**Exercise**
Please copy out the records that follow, word for word.

────────────────────────────────────────

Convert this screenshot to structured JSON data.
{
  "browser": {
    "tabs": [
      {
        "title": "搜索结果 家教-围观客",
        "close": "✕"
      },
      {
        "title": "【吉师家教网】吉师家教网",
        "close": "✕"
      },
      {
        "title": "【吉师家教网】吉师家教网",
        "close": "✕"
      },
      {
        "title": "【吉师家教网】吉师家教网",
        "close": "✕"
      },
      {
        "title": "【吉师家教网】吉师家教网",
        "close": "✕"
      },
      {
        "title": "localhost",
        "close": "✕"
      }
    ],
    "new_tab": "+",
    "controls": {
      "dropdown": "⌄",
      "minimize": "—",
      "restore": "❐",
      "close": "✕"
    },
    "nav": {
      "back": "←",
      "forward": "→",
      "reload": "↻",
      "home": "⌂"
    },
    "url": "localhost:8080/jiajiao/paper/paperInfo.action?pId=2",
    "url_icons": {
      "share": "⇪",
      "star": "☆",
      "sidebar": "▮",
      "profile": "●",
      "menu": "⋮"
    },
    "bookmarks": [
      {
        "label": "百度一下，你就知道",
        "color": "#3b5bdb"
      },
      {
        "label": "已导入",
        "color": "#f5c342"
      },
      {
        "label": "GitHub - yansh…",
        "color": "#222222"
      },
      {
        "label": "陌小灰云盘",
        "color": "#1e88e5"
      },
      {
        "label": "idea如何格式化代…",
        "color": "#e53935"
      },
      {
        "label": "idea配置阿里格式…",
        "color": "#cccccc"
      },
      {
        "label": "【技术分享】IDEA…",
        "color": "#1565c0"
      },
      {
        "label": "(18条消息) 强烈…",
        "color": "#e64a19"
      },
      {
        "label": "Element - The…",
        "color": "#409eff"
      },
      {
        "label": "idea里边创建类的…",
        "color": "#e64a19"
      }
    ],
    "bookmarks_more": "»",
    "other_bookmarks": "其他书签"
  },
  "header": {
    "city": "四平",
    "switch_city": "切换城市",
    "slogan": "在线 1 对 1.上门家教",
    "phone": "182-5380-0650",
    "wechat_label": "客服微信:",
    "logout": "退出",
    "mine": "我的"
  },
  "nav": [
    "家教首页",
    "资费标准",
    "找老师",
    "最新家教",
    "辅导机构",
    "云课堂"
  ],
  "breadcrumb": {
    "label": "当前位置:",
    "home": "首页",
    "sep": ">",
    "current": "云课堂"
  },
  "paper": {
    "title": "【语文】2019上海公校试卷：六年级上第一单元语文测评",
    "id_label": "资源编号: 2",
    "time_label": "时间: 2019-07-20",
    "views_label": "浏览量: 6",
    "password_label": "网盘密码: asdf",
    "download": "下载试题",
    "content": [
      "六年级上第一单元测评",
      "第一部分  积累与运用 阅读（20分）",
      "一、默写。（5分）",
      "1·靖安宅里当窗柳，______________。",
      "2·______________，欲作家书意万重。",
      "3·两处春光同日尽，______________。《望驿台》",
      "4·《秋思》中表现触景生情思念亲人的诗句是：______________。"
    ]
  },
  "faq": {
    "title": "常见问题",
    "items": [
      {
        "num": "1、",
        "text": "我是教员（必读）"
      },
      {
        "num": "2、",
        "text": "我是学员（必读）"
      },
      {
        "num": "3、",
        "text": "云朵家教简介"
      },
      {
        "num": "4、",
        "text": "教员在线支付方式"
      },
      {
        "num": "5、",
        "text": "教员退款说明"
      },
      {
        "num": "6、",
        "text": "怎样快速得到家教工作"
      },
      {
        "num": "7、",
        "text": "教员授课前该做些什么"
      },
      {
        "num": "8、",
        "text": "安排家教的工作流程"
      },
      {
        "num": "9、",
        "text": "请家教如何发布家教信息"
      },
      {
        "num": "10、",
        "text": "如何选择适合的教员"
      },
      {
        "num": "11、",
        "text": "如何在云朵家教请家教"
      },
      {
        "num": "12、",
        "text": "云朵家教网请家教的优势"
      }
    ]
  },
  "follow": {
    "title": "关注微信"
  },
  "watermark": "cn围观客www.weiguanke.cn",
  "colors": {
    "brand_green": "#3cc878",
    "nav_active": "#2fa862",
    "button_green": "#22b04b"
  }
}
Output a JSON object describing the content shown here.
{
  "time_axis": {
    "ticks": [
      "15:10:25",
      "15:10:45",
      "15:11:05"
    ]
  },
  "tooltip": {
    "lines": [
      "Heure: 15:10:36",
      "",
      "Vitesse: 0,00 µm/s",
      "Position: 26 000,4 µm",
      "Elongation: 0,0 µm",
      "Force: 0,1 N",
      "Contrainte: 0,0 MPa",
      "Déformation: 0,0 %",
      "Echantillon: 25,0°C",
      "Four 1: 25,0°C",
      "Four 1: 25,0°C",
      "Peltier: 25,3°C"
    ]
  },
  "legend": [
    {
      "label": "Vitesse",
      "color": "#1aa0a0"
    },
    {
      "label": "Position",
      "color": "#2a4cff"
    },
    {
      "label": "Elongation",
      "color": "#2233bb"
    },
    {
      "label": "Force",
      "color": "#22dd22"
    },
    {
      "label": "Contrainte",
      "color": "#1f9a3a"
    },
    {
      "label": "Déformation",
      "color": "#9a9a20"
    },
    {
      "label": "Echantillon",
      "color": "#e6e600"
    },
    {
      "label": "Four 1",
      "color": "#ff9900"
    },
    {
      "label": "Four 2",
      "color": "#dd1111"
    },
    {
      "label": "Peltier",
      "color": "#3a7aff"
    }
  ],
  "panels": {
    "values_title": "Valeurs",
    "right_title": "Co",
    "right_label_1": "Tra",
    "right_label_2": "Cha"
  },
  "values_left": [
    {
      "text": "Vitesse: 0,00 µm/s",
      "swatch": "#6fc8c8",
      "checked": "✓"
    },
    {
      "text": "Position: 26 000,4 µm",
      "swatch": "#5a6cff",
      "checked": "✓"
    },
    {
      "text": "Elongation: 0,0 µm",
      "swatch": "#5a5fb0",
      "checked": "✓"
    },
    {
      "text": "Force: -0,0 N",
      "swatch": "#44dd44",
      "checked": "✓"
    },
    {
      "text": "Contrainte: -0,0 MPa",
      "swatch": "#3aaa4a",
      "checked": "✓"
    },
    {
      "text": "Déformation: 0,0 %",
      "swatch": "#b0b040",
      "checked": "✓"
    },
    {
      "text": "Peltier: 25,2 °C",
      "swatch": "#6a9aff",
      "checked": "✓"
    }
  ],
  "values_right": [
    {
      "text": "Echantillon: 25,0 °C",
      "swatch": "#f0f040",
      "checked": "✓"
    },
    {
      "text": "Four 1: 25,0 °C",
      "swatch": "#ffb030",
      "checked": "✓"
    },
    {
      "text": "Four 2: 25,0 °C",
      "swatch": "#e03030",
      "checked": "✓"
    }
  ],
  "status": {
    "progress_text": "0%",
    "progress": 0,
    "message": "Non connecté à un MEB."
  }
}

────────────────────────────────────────

**Solution to this problem**
Convert this screenshot to structured JSON data.
{
  "browser": {
    "tabs": [
      {
        "title": "搜索结果 家教-围观客",
        "close": "✕"
      },
      {
        "title": "【吉师家教网】吉师家教网",
        "close": "✕"
      },
      {
        "title": "【吉师家教网】吉师家教网",
        "close": "✕"
      },
      {
        "title": "【吉师家教网】吉师家教网",
        "close": "✕"
      },
      {
        "title": "【吉师家教网】吉师家教网",
        "close": "✕"
      },
      {
        "title": "localhost",
        "close": "✕"
      }
    ],
    "new_tab": "+",
    "controls": {
      "dropdown": "⌄",
      "minimize": "—",
      "restore": "❐",
      "close": "✕"
    },
    "nav": {
      "back": "←",
      "forward": "→",
      "reload": "↻",
      "home": "⌂"
    },
    "url": "localhost:8080/jiajiao/paper/paperInfo.action?pId=2",
    "url_icons": {
      "share": "⇪",
      "star": "☆",
      "sidebar": "▮",
      "profile": "●",
      "menu": "⋮"
    },
    "bookmarks": [
      {
        "label": "百度一下，你就知道",
        "color": "#3b5bdb"
      },
      {
        "label": "已导入",
        "color": "#f5c342"
      },
      {
        "label": "GitHub - yansh…",
        "color": "#222222"
      },
      {
        "label": "陌小灰云盘",
        "color": "#1e88e5"
      },
      {
        "label": "idea如何格式化代…",
        "color": "#e53935"
      },
      {
        "label": "idea配置阿里格式…",
        "color": "#cccccc"
      },
      {
        "label": "【技术分享】IDEA…",
        "color": "#1565c0"
      },
      {
        "label": "(18条消息) 强烈…",
        "color": "#e64a19"
      },
      {
        "label": "Element - The…",
        "color": "#409eff"
      },
      {
        "label": "idea里边创建类的…",
        "color": "#e64a19"
      }
    ],
    "bookmarks_more": "»",
    "other_bookmarks": "其他书签"
  },
  "header": {
    "city": "四平",
    "switch_city": "切换城市",
    "slogan": "在线 1 对 1.上门家教",
    "phone": "182-5380-0650",
    "wechat_label": "客服微信:",
    "logout": "退出",
    "mine": "我的"
  },
  "nav": [
    "家教首页",
    "资费标准",
    "找老师",
    "最新家教",
    "辅导机构",
    "云课堂"
  ],
  "breadcrumb": {
    "label": "当前位置:",
    "home": "首页",
    "sep": ">",
    "current": "云课堂"
  },
  "paper": {
    "title": "【语文】2019上海公校试卷：六年级上第一单元语文测评",
    "id_label": "资源编号: 2",
    "time_label": "时间: 2019-07-20",
    "views_label": "浏览量: 6",
    "password_label": "网盘密码: asdf",
    "download": "下载试题",
    "content": [
      "六年级上第一单元测评",
      "第一部分  积累与运用 阅读（20分）",
      "一、默写。（5分）",
      "1·靖安宅里当窗柳，______________。",
      "2·______________，欲作家书意万重。",
      "3·两处春光同日尽，______________。《望驿台》",
      "4·《秋思》中表现触景生情思念亲人的诗句是：______________。"
    ]
  },
  "faq": {
    "title": "常见问题",
    "items": [
      {
        "num": "1、",
        "text": "我是教员（必读）"
      },
      {
        "num": "2、",
        "text": "我是学员（必读）"
      },
      {
        "num": "3、",
        "text": "云朵家教简介"
      },
      {
        "num": "4、",
        "text": "教员在线支付方式"
      },
      {
        "num": "5、",
        "text": "教员退款说明"
      },
      {
        "num": "6、",
        "text": "怎样快速得到家教工作"
      },
      {
        "num": "7、",
        "text": "教员授课前该做些什么"
      },
      {
        "num": "8、",
        "text": "安排家教的工作流程"
      },
      {
        "num": "9、",
        "text": "请家教如何发布家教信息"
      },
      {
        "num": "10、",
        "text": "如何选择适合的教员"
      },
      {
        "num": "11、",
        "text": "如何在云朵家教请家教"
      },
      {
        "num": "12、",
        "text": "云朵家教网请家教的优势"
      }
    ]
  },
  "follow": {
    "title": "关注微信"
  },
  "watermark": "cn围观客www.weiguanke.cn",
  "colors": {
    "brand_green": "#3cc878",
    "nav_active": "#2fa862",
    "button_green": "#22b04b"
  }
}
Output a JSON object describing the content shown here.
{
  "time_axis": {
    "ticks": [
      "15:10:25",
      "15:10:45",
      "15:11:05"
    ]
  },
  "tooltip": {
    "lines": [
      "Heure: 15:10:36",
      "",
      "Vitesse: 0,00 µm/s",
      "Position: 26 000,4 µm",
      "Elongation: 0,0 µm",
      "Force: 0,1 N",
      "Contrainte: 0,0 MPa",
      "Déformation: 0,0 %",
      "Echantillon: 25,0°C",
      "Four 1: 25,0°C",
      "Four 1: 25,0°C",
      "Peltier: 25,3°C"
    ]
  },
  "legend": [
    {
      "label": "Vitesse",
      "color": "#1aa0a0"
    },
    {
      "label": "Position",
      "color": "#2a4cff"
    },
    {
      "label": "Elongation",
      "color": "#2233bb"
    },
    {
      "label": "Force",
      "color": "#22dd22"
    },
    {
      "label": "Contrainte",
      "color": "#1f9a3a"
    },
    {
      "label": "Déformation",
      "color": "#9a9a20"
    },
    {
      "label": "Echantillon",
      "color": "#e6e600"
    },
    {
      "label": "Four 1",
      "color": "#ff9900"
    },
    {
      "label": "Four 2",
      "color": "#dd1111"
    },
    {
      "label": "Peltier",
      "color": "#3a7aff"
    }
  ],
  "panels": {
    "values_title": "Valeurs",
    "right_title": "Co",
    "right_label_1": "Tra",
    "right_label_2": "Cha"
  },
  "values_left": [
    {
      "text": "Vitesse: 0,00 µm/s",
      "swatch": "#6fc8c8",
      "checked": "✓"
    },
    {
      "text": "Position: 26 000,4 µm",
      "swatch": "#5a6cff",
      "checked": "✓"
    },
    {
      "text": "Elongation: 0,0 µm",
      "swatch": "#5a5fb0",
      "checked": "✓"
    },
    {
      "text": "Force: -0,0 N",
      "swatch": "#44dd44",
      "checked": "✓"
    },
    {
      "text": "Contrainte: -0,0 MPa",
      "swatch": "#3aaa4a",
      "checked": "✓"
    },
    {
      "text": "Déformation: 0,0 %",
      "swatch": "#b0b040",
      "checked": "✓"
    },
    {
      "text": "Peltier: 25,2 °C",
      "swatch": "#6a9aff",
      "checked": "✓"
    }
  ],
  "values_right": [
    {
      "text": "Echantillon: 25,0 °C",
      "swatch": "#f0f040",
      "checked": "✓"
    },
    {
      "text": "Four 1: 25,0 °C",
      "swatch": "#ffb030",
      "checked": "✓"
    },
    {
      "text": "Four 2: 25,0 °C",
      "swatch": "#e03030",
      "checked": "✓"
    }
  ],
  "status": {
    "progress_text": "0%",
    "progress": 0,
    "message": "Non connecté à un MEB."
  }
}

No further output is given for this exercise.